*** Opening of INFORMATION GIVEN ***

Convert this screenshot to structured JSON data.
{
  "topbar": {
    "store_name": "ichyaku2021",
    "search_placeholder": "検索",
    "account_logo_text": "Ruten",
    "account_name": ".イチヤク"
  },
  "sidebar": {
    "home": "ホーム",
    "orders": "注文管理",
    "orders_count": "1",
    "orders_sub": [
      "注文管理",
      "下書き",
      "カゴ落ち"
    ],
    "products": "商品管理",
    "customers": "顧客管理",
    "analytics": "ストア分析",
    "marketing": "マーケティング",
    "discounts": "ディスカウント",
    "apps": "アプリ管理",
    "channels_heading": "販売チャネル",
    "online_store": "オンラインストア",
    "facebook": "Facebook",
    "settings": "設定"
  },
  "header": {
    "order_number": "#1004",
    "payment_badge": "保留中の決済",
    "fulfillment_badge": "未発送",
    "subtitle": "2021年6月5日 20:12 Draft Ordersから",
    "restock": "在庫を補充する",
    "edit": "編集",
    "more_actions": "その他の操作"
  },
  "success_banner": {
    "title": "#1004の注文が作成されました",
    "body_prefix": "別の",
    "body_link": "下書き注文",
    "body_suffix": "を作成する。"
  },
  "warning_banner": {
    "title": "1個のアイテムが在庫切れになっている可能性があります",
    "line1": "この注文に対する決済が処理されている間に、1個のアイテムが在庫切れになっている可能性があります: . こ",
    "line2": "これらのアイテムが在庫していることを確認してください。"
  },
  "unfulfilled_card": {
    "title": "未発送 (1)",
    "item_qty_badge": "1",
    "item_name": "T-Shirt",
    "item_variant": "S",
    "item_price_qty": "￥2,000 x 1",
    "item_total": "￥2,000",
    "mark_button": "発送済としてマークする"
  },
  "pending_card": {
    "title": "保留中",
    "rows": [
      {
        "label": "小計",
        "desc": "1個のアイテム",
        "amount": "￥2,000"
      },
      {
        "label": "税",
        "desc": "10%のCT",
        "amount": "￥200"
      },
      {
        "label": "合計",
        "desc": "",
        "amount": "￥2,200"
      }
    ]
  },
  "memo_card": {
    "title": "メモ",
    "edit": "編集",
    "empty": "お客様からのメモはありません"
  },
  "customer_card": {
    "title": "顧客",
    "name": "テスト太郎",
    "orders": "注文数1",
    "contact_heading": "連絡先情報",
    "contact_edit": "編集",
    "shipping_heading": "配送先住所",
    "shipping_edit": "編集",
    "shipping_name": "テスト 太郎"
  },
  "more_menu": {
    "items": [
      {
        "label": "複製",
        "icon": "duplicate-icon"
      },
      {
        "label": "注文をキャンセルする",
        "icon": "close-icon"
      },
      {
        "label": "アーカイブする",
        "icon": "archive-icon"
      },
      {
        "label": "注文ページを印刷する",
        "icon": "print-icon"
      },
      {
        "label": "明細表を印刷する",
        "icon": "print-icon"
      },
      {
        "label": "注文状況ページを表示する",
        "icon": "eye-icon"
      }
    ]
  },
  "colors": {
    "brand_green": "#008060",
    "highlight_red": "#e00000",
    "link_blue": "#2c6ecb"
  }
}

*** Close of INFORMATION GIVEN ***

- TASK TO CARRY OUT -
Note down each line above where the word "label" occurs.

- REPLY -
        "label": "小計",
        "label": "税",
        "label": "合計",
        "label": "複製",
        "label": "注文をキャンセルする",
        "label": "アーカイブする",
        "label": "注文ページを印刷する",
        "label": "明細表を印刷する",
        "label": "注文状況ページを表示する",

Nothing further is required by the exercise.